"I'm 23. I don't want to die," cries Hanh, during her battle with AIDS. Hoa's fate is equally unpleasant. The film is a wake-up call about the degradation of some youth and the subsequent responsibility of each person, family and society. "No one can quite believe that the "House Full" sign is going up in many cinemas," commented the Dai Doan Ket (Great Unity) newspaper. In Thang Long cinema, 4,600 tickets for the film were sold out in the first days of screening. "The film has attracted audiences of 1,000 each day, a record that even the Hollywood blockbuster The Mummy Returns can't match," said the director of the Toan Thang cinema.

The film has attracted viewers more than the seductive Jennifer Lopez can Maid in Manhattan, which is also drawing in a large number of cinemagoers, remarked the Van Hoa (Culture) newspaper. Except for average sound quality and a number of unresolved climaxes, the film is meticulously made with unusual shooting techniques.
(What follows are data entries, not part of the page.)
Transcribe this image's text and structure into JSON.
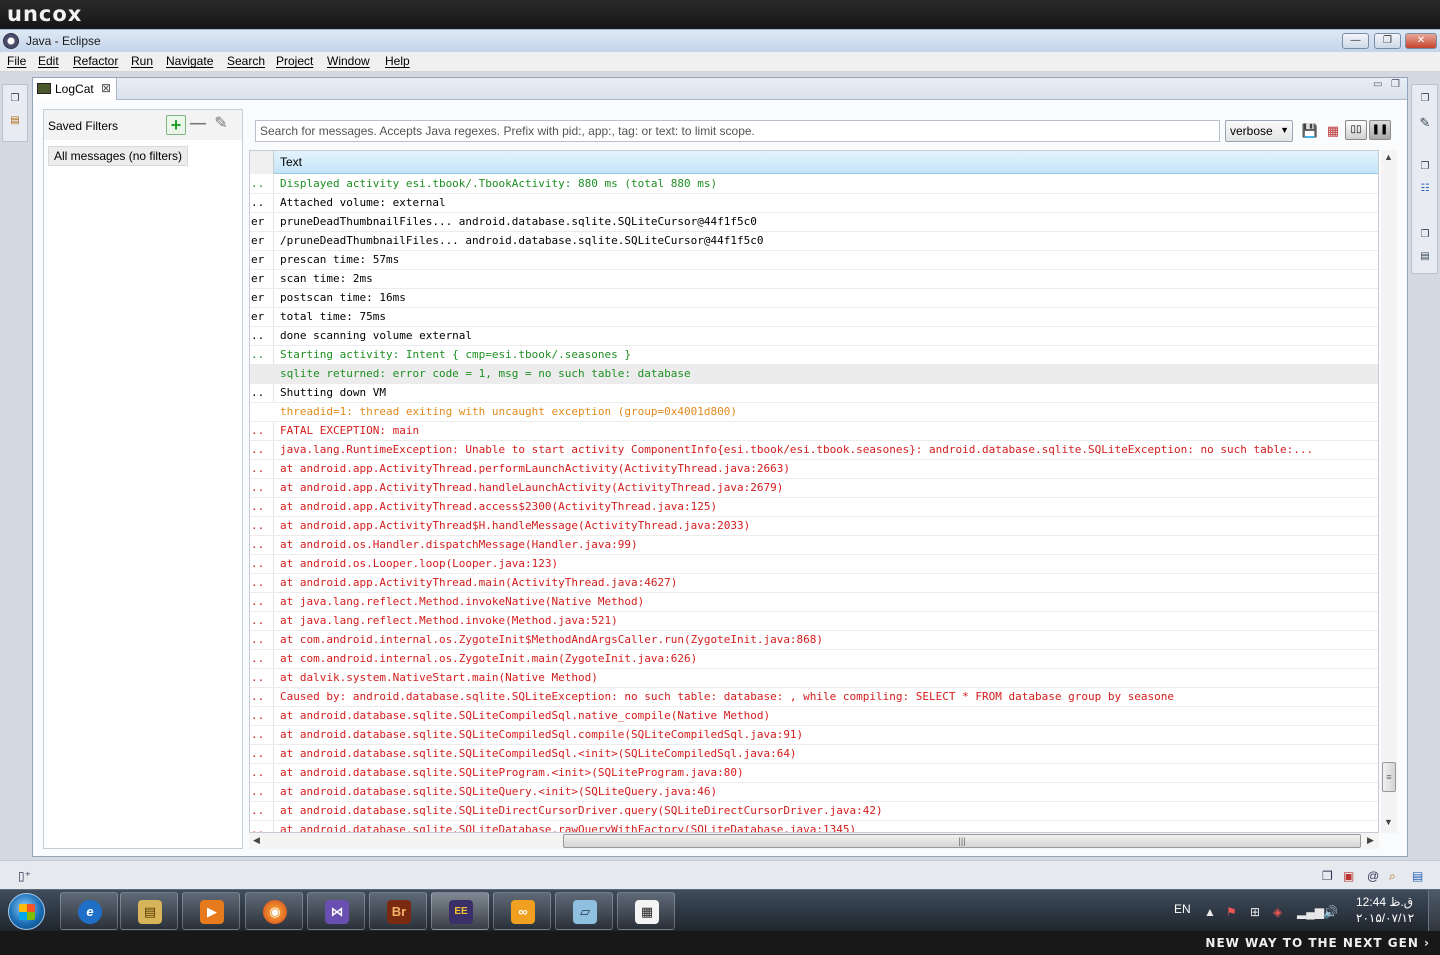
{
  "branding": {
    "logo": "uncox",
    "slogan": "NEW WAY TO THE NEXT GEN ›"
  },
  "window": {
    "title": "Java - Eclipse",
    "minimize": "—",
    "restore": "❐",
    "close": "✕"
  },
  "menu": [
    "File",
    "Edit",
    "Refactor",
    "Run",
    "Navigate",
    "Search",
    "Project",
    "Window",
    "Help"
  ],
  "view": {
    "tab_label": "LogCat",
    "tab_close": "⊠"
  },
  "filters": {
    "title": "Saved Filters",
    "add": "+",
    "remove": "—",
    "edit": "✎",
    "items": [
      "All messages (no filters)"
    ]
  },
  "search": {
    "placeholder": "Search for messages. Accepts Java regexes. Prefix with pid:, app:, tag: or text: to limit scope."
  },
  "log_level": {
    "selected": "verbose"
  },
  "table": {
    "column_text": "Text",
    "rows": [
      {
        "lvl": "..",
        "text": "Displayed activity esi.tbook/.TbookActivity: 880 ms (total 880 ms)",
        "color": "green"
      },
      {
        "lvl": "..",
        "text": "Attached volume: external",
        "color": "black"
      },
      {
        "lvl": "er",
        "text": "pruneDeadThumbnailFiles... android.database.sqlite.SQLiteCursor@44f1f5c0",
        "color": "black"
      },
      {
        "lvl": "er",
        "text": "/pruneDeadThumbnailFiles... android.database.sqlite.SQLiteCursor@44f1f5c0",
        "color": "black"
      },
      {
        "lvl": "er",
        "text": " prescan time: 57ms",
        "color": "black"
      },
      {
        "lvl": "er",
        "text": "    scan time: 2ms",
        "color": "black"
      },
      {
        "lvl": "er",
        "text": "postscan time: 16ms",
        "color": "black"
      },
      {
        "lvl": "er",
        "text": "   total time: 75ms",
        "color": "black"
      },
      {
        "lvl": "..",
        "text": "done scanning volume external",
        "color": "black"
      },
      {
        "lvl": "..",
        "text": "Starting activity: Intent { cmp=esi.tbook/.seasones }",
        "color": "green"
      },
      {
        "lvl": "",
        "text": "sqlite returned: error code = 1, msg = no such table: database",
        "color": "green"
      },
      {
        "lvl": "..",
        "text": "Shutting down VM",
        "color": "black"
      },
      {
        "lvl": "",
        "text": "threadid=1: thread exiting with uncaught exception (group=0x4001d800)",
        "color": "orange"
      },
      {
        "lvl": "..",
        "text": "FATAL EXCEPTION: main",
        "color": "red"
      },
      {
        "lvl": "..",
        "text": "java.lang.RuntimeException: Unable to start activity ComponentInfo{esi.tbook/esi.tbook.seasones}: android.database.sqlite.SQLiteException: no such table:...",
        "color": "red"
      },
      {
        "lvl": "..",
        "text": "at android.app.ActivityThread.performLaunchActivity(ActivityThread.java:2663)",
        "color": "red"
      },
      {
        "lvl": "..",
        "text": "at android.app.ActivityThread.handleLaunchActivity(ActivityThread.java:2679)",
        "color": "red"
      },
      {
        "lvl": "..",
        "text": "at android.app.ActivityThread.access$2300(ActivityThread.java:125)",
        "color": "red"
      },
      {
        "lvl": "..",
        "text": "at android.app.ActivityThread$H.handleMessage(ActivityThread.java:2033)",
        "color": "red"
      },
      {
        "lvl": "..",
        "text": "at android.os.Handler.dispatchMessage(Handler.java:99)",
        "color": "red"
      },
      {
        "lvl": "..",
        "text": "at android.os.Looper.loop(Looper.java:123)",
        "color": "red"
      },
      {
        "lvl": "..",
        "text": "at android.app.ActivityThread.main(ActivityThread.java:4627)",
        "color": "red"
      },
      {
        "lvl": "..",
        "text": "at java.lang.reflect.Method.invokeNative(Native Method)",
        "color": "red"
      },
      {
        "lvl": "..",
        "text": "at java.lang.reflect.Method.invoke(Method.java:521)",
        "color": "red"
      },
      {
        "lvl": "..",
        "text": "at com.android.internal.os.ZygoteInit$MethodAndArgsCaller.run(ZygoteInit.java:868)",
        "color": "red"
      },
      {
        "lvl": "..",
        "text": "at com.android.internal.os.ZygoteInit.main(ZygoteInit.java:626)",
        "color": "red"
      },
      {
        "lvl": "..",
        "text": "at dalvik.system.NativeStart.main(Native Method)",
        "color": "red"
      },
      {
        "lvl": "..",
        "text": "Caused by: android.database.sqlite.SQLiteException: no such table: database: , while compiling: SELECT * FROM database group by seasone",
        "color": "red"
      },
      {
        "lvl": "..",
        "text": "at android.database.sqlite.SQLiteCompiledSql.native_compile(Native Method)",
        "color": "red"
      },
      {
        "lvl": "..",
        "text": "at android.database.sqlite.SQLiteCompiledSql.compile(SQLiteCompiledSql.java:91)",
        "color": "red"
      },
      {
        "lvl": "..",
        "text": "at android.database.sqlite.SQLiteCompiledSql.<init>(SQLiteCompiledSql.java:64)",
        "color": "red"
      },
      {
        "lvl": "..",
        "text": "at android.database.sqlite.SQLiteProgram.<init>(SQLiteProgram.java:80)",
        "color": "red"
      },
      {
        "lvl": "..",
        "text": "at android.database.sqlite.SQLiteQuery.<init>(SQLiteQuery.java:46)",
        "color": "red"
      },
      {
        "lvl": "..",
        "text": "at android.database.sqlite.SQLiteDirectCursorDriver.query(SQLiteDirectCursorDriver.java:42)",
        "color": "red"
      },
      {
        "lvl": "..",
        "text": "at android.database.sqlite.SQLiteDatabase.rawQueryWithFactory(SQLiteDatabase.java:1345)",
        "color": "red"
      }
    ],
    "selected_index": 10
  },
  "colors": {
    "green": "#1e8f22",
    "black": "#000000",
    "orange": "#e08a1e",
    "red": "#d41c1c",
    "header": "#c3e5f8"
  },
  "taskbar": {
    "apps": [
      {
        "name": "internet-explorer",
        "glyph": "e"
      },
      {
        "name": "file-explorer",
        "glyph": "▤"
      },
      {
        "name": "media-player",
        "glyph": "▶"
      },
      {
        "name": "firefox",
        "glyph": "◉"
      },
      {
        "name": "visual-studio",
        "glyph": "⋈"
      },
      {
        "name": "adobe-bridge",
        "glyph": "Br"
      },
      {
        "name": "java-ee-ide",
        "glyph": "EE"
      },
      {
        "name": "app-ring",
        "glyph": "∞"
      },
      {
        "name": "notepad",
        "glyph": "▱"
      },
      {
        "name": "document",
        "glyph": "▦"
      }
    ],
    "lang": "EN",
    "clock_time": "ق.ظ 12:44",
    "clock_date": "۲۰۱۵/۰۷/۱۲"
  }
}
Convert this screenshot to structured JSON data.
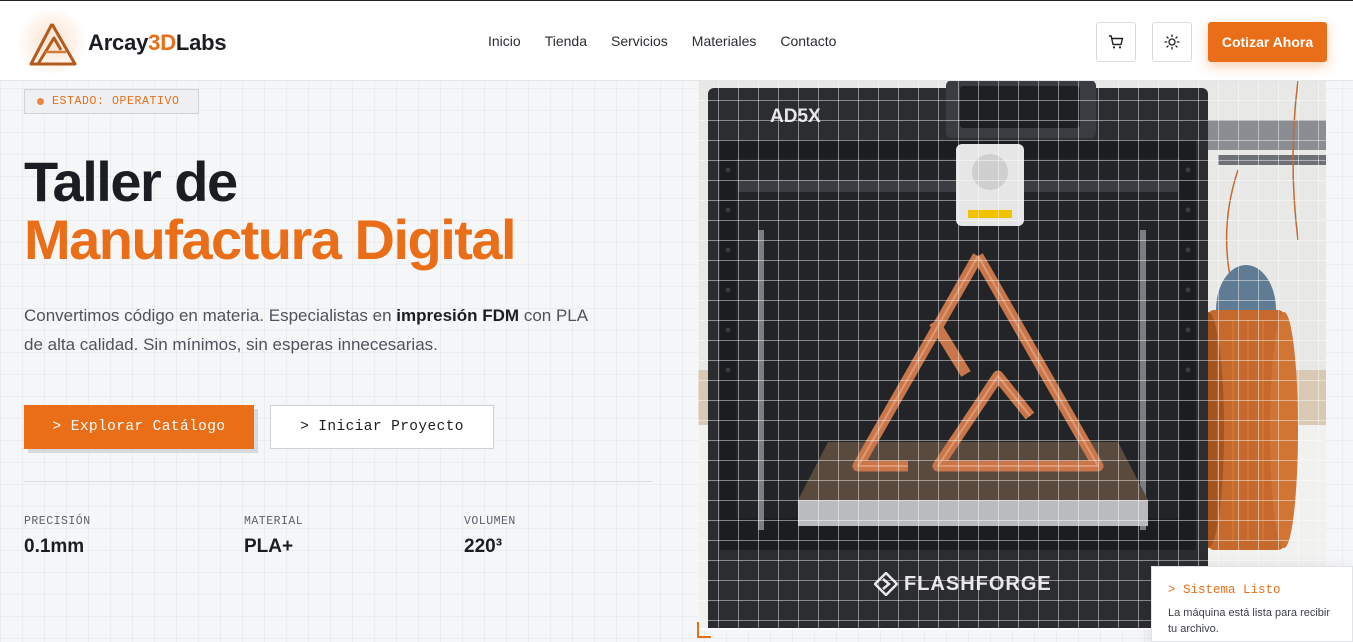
{
  "brand": {
    "name_prefix": "Arcay",
    "name_accent": "3D",
    "name_suffix": "Labs",
    "logo_icon": "triangle-logo-icon",
    "accent_color": "#ea6d17"
  },
  "nav": {
    "items": [
      {
        "label": "Inicio"
      },
      {
        "label": "Tienda"
      },
      {
        "label": "Servicios"
      },
      {
        "label": "Materiales"
      },
      {
        "label": "Contacto"
      }
    ]
  },
  "header": {
    "cart_icon": "cart-icon",
    "theme_icon": "sun-icon",
    "cta_label": "Cotizar Ahora"
  },
  "hero": {
    "status": "ESTADO: OPERATIVO",
    "title_line1": "Taller de",
    "title_line2": "Manufactura Digital",
    "desc_part1": "Convertimos código en materia. Especialistas en ",
    "desc_bold": "impresión FDM",
    "desc_part2": " con PLA de alta calidad. Sin mínimos, sin esperas innecesarias.",
    "primary_button": "> Explorar Catálogo",
    "secondary_button": "> Iniciar Proyecto"
  },
  "stats": [
    {
      "label": "PRECISIÓN",
      "value": "0.1mm"
    },
    {
      "label": "MATERIAL",
      "value": "PLA+"
    },
    {
      "label": "VOLUMEN",
      "value": "220³"
    }
  ],
  "printer": {
    "model_label": "AD5X",
    "brand_label": "FLASHFORGE"
  },
  "toast": {
    "title": "> Sistema Listo",
    "body": "La máquina está lista para recibir tu archivo."
  }
}
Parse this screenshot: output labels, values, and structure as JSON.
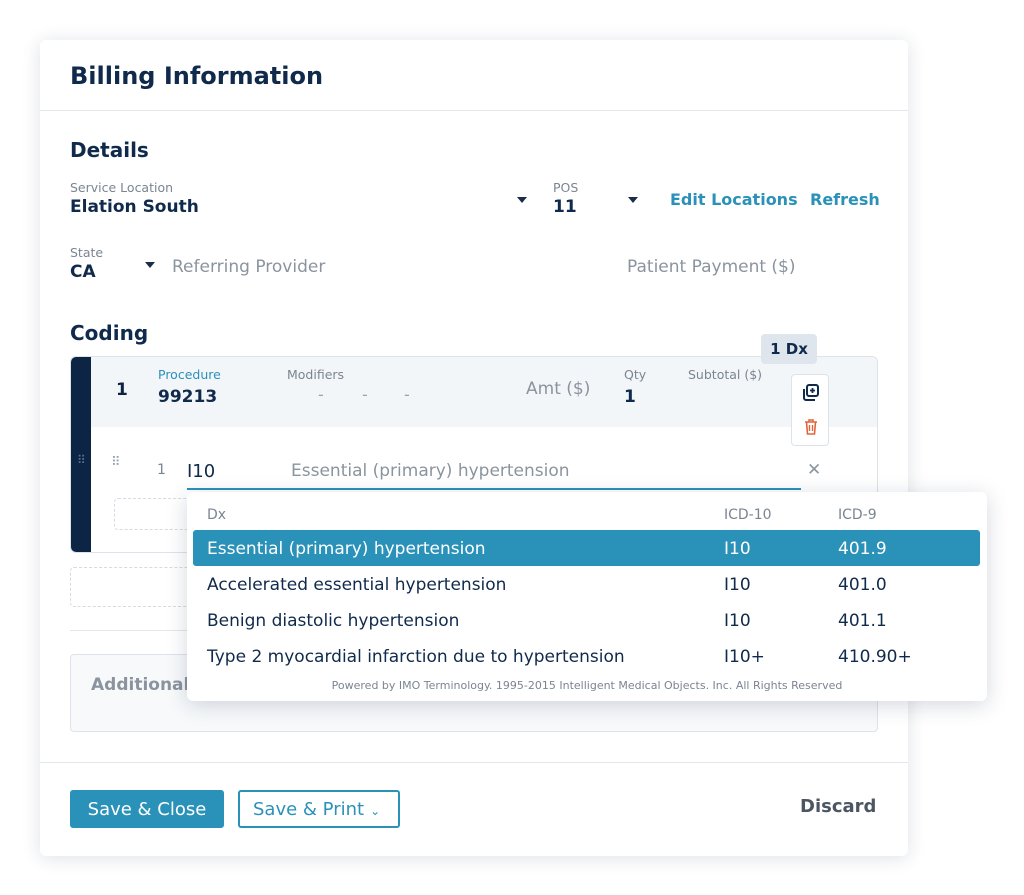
{
  "card": {
    "title": "Billing Information"
  },
  "details": {
    "title": "Details",
    "service_location": {
      "label": "Service Location",
      "value": "Elation South"
    },
    "pos": {
      "label": "POS",
      "value": "11"
    },
    "edit_locations": "Edit Locations",
    "refresh": "Refresh",
    "state": {
      "label": "State",
      "value": "CA"
    },
    "referring_provider_placeholder": "Referring Provider",
    "patient_payment_placeholder": "Patient Payment ($)"
  },
  "coding": {
    "title": "Coding",
    "procedure_row": {
      "index": "1",
      "procedure_label": "Procedure",
      "procedure_value": "99213",
      "modifiers_label": "Modifiers",
      "modifier_dashes": [
        "-",
        "-",
        "-"
      ],
      "amt_placeholder": "Amt ($)",
      "qty_label": "Qty",
      "qty_value": "1",
      "subtotal_label": "Subtotal ($)",
      "dx_badge": "1 Dx"
    },
    "dx_row": {
      "index": "1",
      "code": "I10",
      "description": "Essential (primary) hypertension",
      "clear_symbol": "✕"
    }
  },
  "additional": {
    "placeholder": "Additional I"
  },
  "dropdown": {
    "headers": {
      "dx": "Dx",
      "icd10": "ICD-10",
      "icd9": "ICD-9"
    },
    "rows": [
      {
        "dx": "Essential (primary) hypertension",
        "icd10": "I10",
        "icd9": "401.9"
      },
      {
        "dx": "Accelerated essential hypertension",
        "icd10": "I10",
        "icd9": "401.0"
      },
      {
        "dx": "Benign diastolic hypertension",
        "icd10": "I10",
        "icd9": "401.1"
      },
      {
        "dx": "Type 2 myocardial infarction due to hypertension",
        "icd10": "I10+",
        "icd9": "410.90+"
      }
    ],
    "footer": "Powered by IMO Terminology. 1995-2015 Intelligent Medical Objects. Inc. All Rights Reserved"
  },
  "actions": {
    "save_close": "Save & Close",
    "save_print": "Save & Print",
    "save_print_chevron": "⌄",
    "discard": "Discard"
  },
  "colors": {
    "accent": "#2a91b9",
    "navy": "#0d2545",
    "danger": "#e0663a"
  }
}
Perhaps this explains for the large audiences, of whom bar girls account for a significant number.

This is also the first time the film producer, Giai Phong (Liberation) Films, has dished out a large sum for advertising a film, around VND60 million ($ 3,898). Observers say Bar Girls is a "breakthrough" for the country's flagging movie industry, escaping from the prolonged "silent attitude" of audiences to locally-made films, as no other film has attracted such a flood of viewers, thought critics claim Luoi Troi (Heaven's Net), the first anti-corruption motion picture made in Vietnam, may prompt similar enthusiasm.

Material from Saigon Giai Phong - February 19, 2003.